Indigenous people in Malaysian Borneo face continual threats of displacement resulting from deforestation and climate change, logging, plantations, mega-dam projects, mining and other extractive industries. These expanding industries threaten indigenous lives, customary institutions, existing conservation-supportive resource management schemes, and cultural heritage. The indigenous people of Borneo are not only guardians of forests that sequester vast stores of carbon and biodiversity; they also hold critical knowledge that allows them to live sustainably within the bounds of their forests and connected natural resources. Indigenous leaders in Malaysian Borneo believe that only solutions rooted in adat (cultural beliefs and heritage) and respectful of traditional innovations and knowledge will sustain Borneo’s forests and water over the long-term.
As an environmentally low-impact technology that celebrates rather than degrades indigenous value systems, community-based micro-hydropower provides a strong foundation for sustainable community development. The availability of these systems allows consistent access to electricity and mechanical energy for activities like milling. This allows relieving economic pressures on rural village residents, especially women. Since micro-hydro systems require healthy watersheds to optimize their power output, watershed conservation and management plans are integrated features of every project. The tangible benefits resulting from micro-hydro power systems incentivize environmental stewardship.Green Empowerment has been working in the region with local partner Tonibung since 2001 to support indigenous villages in preserving their culture and natural heritage, while also increasing their quality of life through access to renewable energy and clean water.
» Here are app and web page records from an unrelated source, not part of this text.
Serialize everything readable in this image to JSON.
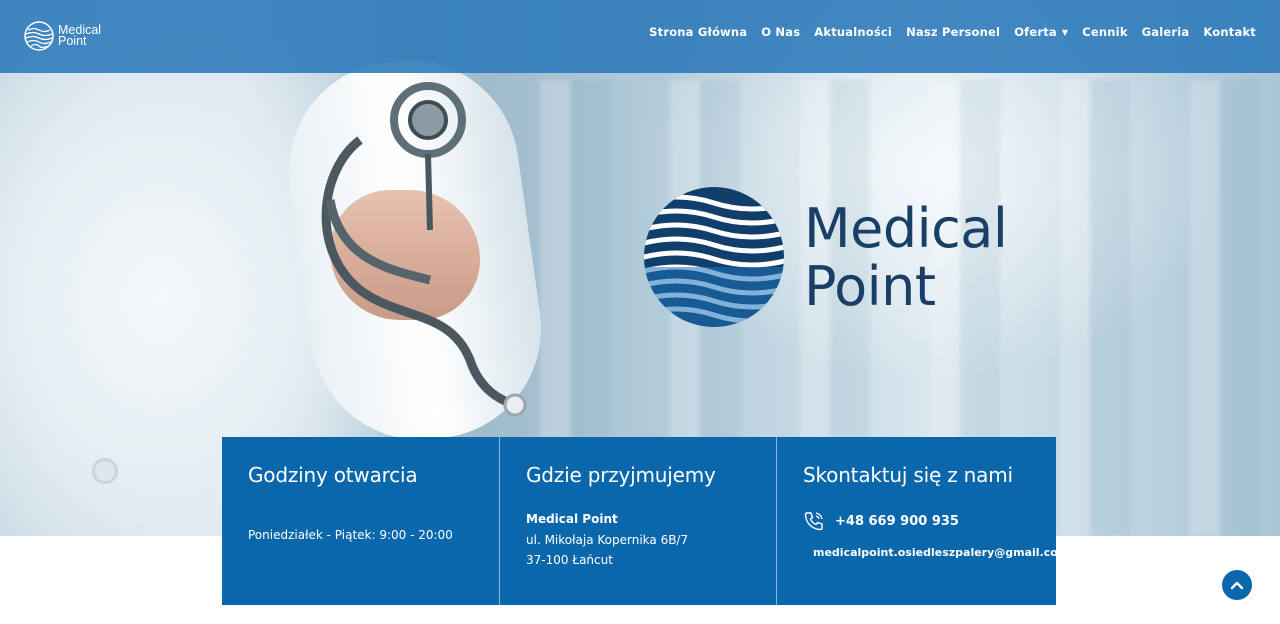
{
  "brand": {
    "line1": "Medical",
    "line2": "Point"
  },
  "nav": [
    {
      "label": "Strona Główna"
    },
    {
      "label": "O Nas"
    },
    {
      "label": "Aktualności"
    },
    {
      "label": "Nasz Personel"
    },
    {
      "label": "Oferta",
      "has_dropdown": true
    },
    {
      "label": "Cennik"
    },
    {
      "label": "Galeria"
    },
    {
      "label": "Kontakt"
    }
  ],
  "hero": {
    "logo_line1": "Medical",
    "logo_line2": "Point"
  },
  "panels": {
    "hours": {
      "title": "Godziny otwarcia",
      "text": "Poniedziałek - Piątek: 9:00 - 20:00"
    },
    "location": {
      "title": "Gdzie przyjmujemy",
      "name": "Medical Point",
      "street": "ul. Mikołaja Kopernika 6B/7",
      "city": "37-100 Łańcut"
    },
    "contact": {
      "title": "Skontaktuj się z nami",
      "phone": "+48 669 900 935",
      "email": "medicalpoint.osiedleszpalery@gmail.com"
    }
  },
  "colors": {
    "topbar": "#2b79b9",
    "panel": "#0a67ab",
    "logo_text": "#1a3f66"
  },
  "icons": [
    "phone-icon",
    "mail-icon",
    "chevron-up-icon",
    "caret-down-icon"
  ]
}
Our work is rooted in community organizing and advocating for indigenous rights through the development of local micro-hydro electrical systems and watershed conservation work. With Tonibung, we support the development of local social business through the Center for Renewable Energy and Appropriate Technology (CREATE). CREATE serves as a manufacturing plant for turbines and also as a training center for future community technicians. A grassroots base in Malaysia’s indigenous movement is further supported by our participation in policy conversations at the national level to push for clean development solutions.